Safe-havens play an important role when the market sentiment goes to extremes, or there’s an overwhelming uncertainty. Assets like gold, USD, CHF or JPY are considered an excellent shelter in case of too much risk. When more volatile assets are entering a bear market, traders (including the most prominent players) tend to seek these safe-havens, which automatically creates a bull market on ultrasafe assets.
The two most dominant emotions
Fear and greed are the most dominant emotions among traders. They are either afraid of losing money, or they want to earn more. Greed is overwhelming at market peaks when the bubble is created.
More and more people open the same long position on a hot asset be it a tech company, a currency of a fast-growing economy or a popular cryptocurrency. Just take a look at the most significant burst in crypto.
On the other hand, fear takes over when the market hits bottom. Traders are panicking underestimating the real value of an asset. A savvy investor can see an opportunity for opening a long position in these situations. However, trading against the trend always involves high risk.
How to identify fear or greed? When you see a trend accelerating breaking new resistance levels without any fundamental explanation – no critical information that would justify it – you may expect the greed is in action. The same mechanism works the other way around with fear. If during a downtrends support levels are broken without an apparent reason, the fear may have taken over.
How to spot “dumb money”
“Dumb money” is where traders are taking the most popular and the most obvious moves. Everyone takes the hottest position, more and more people join and put themselves in a very vulnerable position.
Let’s take a look at Forex, a market where individual traders compete with the largest banks to make successful trades. Forex is as susceptible to market sentiment. Both the biggest institutional traders and the smartest individual traders see where the “dumb money” goes. Then when there’s the right time, the most prominent players open an opposite position and take the profit.
You can find indicators that show the number of traders having a short or a long position on an instrument.

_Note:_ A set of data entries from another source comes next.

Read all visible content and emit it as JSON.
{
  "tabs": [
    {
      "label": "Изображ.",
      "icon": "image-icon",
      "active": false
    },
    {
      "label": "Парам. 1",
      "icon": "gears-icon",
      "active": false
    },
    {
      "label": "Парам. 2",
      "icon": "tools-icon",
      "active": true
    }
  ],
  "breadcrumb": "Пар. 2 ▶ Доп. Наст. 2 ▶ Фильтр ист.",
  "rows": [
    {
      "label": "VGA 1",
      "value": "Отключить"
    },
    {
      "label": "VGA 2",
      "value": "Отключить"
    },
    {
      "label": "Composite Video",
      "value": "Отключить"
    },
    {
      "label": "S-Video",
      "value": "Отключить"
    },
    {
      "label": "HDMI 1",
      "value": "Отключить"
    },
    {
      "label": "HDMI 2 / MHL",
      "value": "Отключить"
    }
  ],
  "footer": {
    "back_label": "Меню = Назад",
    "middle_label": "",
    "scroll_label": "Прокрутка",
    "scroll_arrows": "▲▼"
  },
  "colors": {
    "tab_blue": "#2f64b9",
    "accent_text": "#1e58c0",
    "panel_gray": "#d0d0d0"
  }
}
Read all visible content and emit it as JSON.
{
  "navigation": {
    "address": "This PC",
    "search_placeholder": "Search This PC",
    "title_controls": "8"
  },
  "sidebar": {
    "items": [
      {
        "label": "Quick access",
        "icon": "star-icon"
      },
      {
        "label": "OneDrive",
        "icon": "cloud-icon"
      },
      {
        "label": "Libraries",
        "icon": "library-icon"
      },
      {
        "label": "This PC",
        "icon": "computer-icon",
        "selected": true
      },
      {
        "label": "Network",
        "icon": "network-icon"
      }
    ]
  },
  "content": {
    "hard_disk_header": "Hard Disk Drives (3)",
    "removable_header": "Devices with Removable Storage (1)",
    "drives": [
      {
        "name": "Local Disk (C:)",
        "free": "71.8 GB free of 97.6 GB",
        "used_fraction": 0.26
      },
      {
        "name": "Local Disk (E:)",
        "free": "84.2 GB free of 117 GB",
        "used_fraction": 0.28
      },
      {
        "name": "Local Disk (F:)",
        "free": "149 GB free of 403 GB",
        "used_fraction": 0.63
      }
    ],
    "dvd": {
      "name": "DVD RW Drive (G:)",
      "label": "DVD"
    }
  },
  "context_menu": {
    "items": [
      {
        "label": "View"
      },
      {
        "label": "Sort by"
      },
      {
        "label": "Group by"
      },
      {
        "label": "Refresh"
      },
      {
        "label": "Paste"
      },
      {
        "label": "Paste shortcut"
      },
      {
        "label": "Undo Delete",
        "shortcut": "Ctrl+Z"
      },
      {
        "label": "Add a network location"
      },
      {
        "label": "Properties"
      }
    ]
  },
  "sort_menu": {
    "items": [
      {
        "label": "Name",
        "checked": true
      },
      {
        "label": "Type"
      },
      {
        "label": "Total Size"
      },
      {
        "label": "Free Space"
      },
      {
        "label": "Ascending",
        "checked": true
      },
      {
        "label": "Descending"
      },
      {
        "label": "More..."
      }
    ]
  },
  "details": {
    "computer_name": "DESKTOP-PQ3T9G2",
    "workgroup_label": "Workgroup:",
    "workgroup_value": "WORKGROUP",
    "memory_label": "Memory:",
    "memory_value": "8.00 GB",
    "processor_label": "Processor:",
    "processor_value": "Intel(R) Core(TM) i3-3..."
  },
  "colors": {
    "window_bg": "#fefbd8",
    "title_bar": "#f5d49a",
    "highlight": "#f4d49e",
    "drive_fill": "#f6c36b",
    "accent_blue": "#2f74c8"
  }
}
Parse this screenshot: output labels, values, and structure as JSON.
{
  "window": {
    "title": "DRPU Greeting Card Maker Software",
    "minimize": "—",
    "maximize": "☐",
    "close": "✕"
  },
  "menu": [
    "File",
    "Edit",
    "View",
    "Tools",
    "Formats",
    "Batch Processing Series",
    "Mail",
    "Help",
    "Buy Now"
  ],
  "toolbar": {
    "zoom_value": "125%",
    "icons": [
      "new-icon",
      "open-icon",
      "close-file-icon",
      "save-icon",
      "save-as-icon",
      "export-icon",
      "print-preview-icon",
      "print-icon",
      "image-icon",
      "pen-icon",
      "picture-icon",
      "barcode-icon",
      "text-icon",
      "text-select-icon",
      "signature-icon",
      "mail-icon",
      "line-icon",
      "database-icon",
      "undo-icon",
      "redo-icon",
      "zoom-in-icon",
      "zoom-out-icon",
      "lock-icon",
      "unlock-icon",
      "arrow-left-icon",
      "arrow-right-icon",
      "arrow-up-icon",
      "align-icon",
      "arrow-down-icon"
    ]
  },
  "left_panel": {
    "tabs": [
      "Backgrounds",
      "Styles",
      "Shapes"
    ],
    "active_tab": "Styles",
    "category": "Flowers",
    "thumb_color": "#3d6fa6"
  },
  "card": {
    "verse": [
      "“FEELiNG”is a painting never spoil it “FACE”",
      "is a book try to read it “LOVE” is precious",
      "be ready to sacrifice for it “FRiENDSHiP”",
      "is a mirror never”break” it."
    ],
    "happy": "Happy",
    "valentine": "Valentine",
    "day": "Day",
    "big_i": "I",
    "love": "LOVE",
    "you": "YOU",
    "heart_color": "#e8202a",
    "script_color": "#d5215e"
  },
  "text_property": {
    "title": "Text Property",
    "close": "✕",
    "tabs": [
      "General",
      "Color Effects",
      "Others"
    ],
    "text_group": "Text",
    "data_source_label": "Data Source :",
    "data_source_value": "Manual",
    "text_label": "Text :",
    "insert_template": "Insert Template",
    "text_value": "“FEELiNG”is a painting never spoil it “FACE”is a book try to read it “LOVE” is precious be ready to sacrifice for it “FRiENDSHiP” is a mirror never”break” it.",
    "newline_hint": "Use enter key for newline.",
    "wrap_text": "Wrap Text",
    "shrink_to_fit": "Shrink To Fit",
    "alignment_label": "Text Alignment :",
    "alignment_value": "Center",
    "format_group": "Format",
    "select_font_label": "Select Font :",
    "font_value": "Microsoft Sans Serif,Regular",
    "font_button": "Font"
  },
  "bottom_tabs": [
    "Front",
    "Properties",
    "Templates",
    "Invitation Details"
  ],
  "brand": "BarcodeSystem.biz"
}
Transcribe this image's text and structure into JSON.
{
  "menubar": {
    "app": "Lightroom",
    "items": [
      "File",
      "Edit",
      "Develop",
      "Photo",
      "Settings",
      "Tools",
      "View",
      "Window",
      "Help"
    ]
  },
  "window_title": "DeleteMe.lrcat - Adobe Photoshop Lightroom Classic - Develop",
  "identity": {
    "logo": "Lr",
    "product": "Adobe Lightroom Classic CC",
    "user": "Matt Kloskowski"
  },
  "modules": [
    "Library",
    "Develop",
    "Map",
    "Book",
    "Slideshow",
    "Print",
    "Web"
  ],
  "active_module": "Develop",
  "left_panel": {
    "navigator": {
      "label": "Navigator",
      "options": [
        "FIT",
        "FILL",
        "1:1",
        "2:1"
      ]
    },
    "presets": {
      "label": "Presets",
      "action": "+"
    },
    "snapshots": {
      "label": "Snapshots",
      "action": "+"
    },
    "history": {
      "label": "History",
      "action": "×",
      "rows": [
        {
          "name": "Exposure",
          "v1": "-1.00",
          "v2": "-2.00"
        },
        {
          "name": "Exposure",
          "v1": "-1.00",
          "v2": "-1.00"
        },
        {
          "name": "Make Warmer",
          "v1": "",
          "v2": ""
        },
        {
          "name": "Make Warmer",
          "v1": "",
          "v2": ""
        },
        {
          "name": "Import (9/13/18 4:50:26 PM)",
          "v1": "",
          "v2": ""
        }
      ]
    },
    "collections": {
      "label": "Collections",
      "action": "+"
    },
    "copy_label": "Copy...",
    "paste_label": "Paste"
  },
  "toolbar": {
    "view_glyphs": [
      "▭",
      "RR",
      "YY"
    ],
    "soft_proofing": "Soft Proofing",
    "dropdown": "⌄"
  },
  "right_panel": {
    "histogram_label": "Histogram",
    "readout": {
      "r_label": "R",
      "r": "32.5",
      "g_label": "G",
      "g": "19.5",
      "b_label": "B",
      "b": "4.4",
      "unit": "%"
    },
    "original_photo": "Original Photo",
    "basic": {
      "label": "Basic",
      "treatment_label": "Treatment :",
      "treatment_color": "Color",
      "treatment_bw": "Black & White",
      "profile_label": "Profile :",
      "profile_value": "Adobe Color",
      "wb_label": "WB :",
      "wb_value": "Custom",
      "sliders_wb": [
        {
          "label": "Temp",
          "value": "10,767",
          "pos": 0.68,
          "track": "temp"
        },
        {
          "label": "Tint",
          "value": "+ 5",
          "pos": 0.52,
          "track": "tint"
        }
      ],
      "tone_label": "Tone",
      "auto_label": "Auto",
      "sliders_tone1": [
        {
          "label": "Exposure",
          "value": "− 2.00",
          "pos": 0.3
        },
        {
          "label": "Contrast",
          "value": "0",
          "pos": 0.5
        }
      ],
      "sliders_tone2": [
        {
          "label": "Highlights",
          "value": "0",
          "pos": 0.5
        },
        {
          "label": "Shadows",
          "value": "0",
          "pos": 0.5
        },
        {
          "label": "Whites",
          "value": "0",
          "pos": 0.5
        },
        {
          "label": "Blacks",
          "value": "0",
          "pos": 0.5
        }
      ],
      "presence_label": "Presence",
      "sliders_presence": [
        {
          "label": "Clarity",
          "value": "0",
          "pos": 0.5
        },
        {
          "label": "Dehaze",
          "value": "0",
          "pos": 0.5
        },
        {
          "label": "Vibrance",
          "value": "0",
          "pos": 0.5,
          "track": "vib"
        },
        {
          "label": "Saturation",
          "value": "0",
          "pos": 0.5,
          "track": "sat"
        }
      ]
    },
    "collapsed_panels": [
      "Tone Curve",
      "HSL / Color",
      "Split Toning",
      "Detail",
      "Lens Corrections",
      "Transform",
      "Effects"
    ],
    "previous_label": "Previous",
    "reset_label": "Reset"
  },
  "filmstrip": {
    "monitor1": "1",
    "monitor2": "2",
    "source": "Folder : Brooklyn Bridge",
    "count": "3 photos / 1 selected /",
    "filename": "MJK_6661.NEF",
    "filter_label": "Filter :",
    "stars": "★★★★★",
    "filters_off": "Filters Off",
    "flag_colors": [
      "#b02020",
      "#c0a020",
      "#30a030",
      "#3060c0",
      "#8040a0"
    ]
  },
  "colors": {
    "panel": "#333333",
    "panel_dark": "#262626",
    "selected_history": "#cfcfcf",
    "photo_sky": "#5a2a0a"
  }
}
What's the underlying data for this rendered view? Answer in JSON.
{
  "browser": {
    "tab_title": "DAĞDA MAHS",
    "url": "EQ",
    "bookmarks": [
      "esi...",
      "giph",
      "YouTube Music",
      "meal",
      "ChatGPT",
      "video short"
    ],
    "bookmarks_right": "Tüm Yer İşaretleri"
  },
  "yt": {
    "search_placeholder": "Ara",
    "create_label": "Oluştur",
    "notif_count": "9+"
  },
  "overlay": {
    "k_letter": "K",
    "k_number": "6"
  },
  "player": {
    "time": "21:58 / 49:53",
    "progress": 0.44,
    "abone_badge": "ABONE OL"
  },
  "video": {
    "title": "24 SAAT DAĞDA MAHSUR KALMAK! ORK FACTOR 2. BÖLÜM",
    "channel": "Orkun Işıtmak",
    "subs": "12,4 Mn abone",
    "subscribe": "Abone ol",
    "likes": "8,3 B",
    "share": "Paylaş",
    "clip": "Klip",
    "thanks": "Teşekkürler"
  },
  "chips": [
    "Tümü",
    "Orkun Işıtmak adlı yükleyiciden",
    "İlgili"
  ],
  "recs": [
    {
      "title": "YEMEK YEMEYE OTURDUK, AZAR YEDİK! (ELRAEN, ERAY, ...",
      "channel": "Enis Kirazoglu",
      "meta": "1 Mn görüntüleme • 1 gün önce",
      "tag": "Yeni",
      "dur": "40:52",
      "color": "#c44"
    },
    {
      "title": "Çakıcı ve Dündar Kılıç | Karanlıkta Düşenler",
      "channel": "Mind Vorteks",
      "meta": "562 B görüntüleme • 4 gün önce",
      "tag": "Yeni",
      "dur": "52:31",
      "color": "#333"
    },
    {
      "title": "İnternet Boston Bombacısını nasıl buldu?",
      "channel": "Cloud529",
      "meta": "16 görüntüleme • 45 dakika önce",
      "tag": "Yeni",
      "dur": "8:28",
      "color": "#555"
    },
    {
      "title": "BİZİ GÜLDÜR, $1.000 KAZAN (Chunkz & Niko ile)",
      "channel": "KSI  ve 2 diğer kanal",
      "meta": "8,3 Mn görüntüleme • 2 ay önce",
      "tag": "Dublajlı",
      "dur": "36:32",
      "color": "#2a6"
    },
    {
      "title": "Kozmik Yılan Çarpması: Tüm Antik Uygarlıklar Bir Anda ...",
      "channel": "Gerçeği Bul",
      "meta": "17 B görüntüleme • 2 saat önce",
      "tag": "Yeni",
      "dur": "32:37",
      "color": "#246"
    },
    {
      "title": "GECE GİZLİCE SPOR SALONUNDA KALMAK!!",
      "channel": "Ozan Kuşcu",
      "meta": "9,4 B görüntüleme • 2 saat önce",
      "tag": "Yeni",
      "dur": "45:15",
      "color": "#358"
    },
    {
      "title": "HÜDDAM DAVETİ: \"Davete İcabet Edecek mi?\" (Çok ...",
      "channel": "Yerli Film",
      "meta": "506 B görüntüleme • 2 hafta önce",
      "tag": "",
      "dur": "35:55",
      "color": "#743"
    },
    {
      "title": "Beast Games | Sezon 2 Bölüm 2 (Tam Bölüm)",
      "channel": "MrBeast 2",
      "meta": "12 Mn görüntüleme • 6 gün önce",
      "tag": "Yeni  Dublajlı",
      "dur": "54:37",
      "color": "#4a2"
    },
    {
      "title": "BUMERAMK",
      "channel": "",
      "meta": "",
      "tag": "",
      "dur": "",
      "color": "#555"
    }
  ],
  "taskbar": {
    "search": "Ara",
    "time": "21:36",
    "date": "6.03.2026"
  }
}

It turns out that the market almost always suddenly goes the other way rapidly cleaning the trading accounts of those who “hang out with the popular kids,” that follows the crowd.
The market sentiment is very easy to read if you take a look back. Everything seems to be visible. Even if you are new to trading, you can easily spot greed taking over just when the bubble is about to burst. However, at the time of the bubble, hardly anyone notices it, even the wisest and most experienced traders.
It’s difficult to profit directly from fear or greed taking over. Even if you can read the past and present sentiment correctly, you need to know what the collective traders’ mood will be like tomorrow. Without any insider knowledge or ability to influence the prices with your trading volume it’s impossible to do it repetitively.
What is the best market sentiment strategy?
Keep away from it. If you don’t use the most popular technical analysis tools and don’t trade reversals, you can avoid the riskiest moves. If you don’t want to play the “dumb money” but avoid it, you can focus on developing an effective trading strategy. You don’t have to know where the “dumb money” will go. All you need to know is where the “dumb money” is usually and at present.
There’s no good way to chase sentiment. It doesn’t matter if you want to trade along with it or against it. Guessing the future sentiment is a risky move, that’s why avoiding market sentiment at all may prove to work best for you. Doing so you could develop a sustainable trading strategy with the right mixture of technical and fundamental analysis.
Don’t chase the sentiment. Invest not in the most popular assets, such as EURUSD, but the ones that are more off the radar. It’s best to find your own niche. Don’t be a herd trader. Choose one of the hundreds of instruments available at SimpleFX WebTrader, and use the best technical analysis UX and tools to learn how to trade effectively and don’t get disturbed.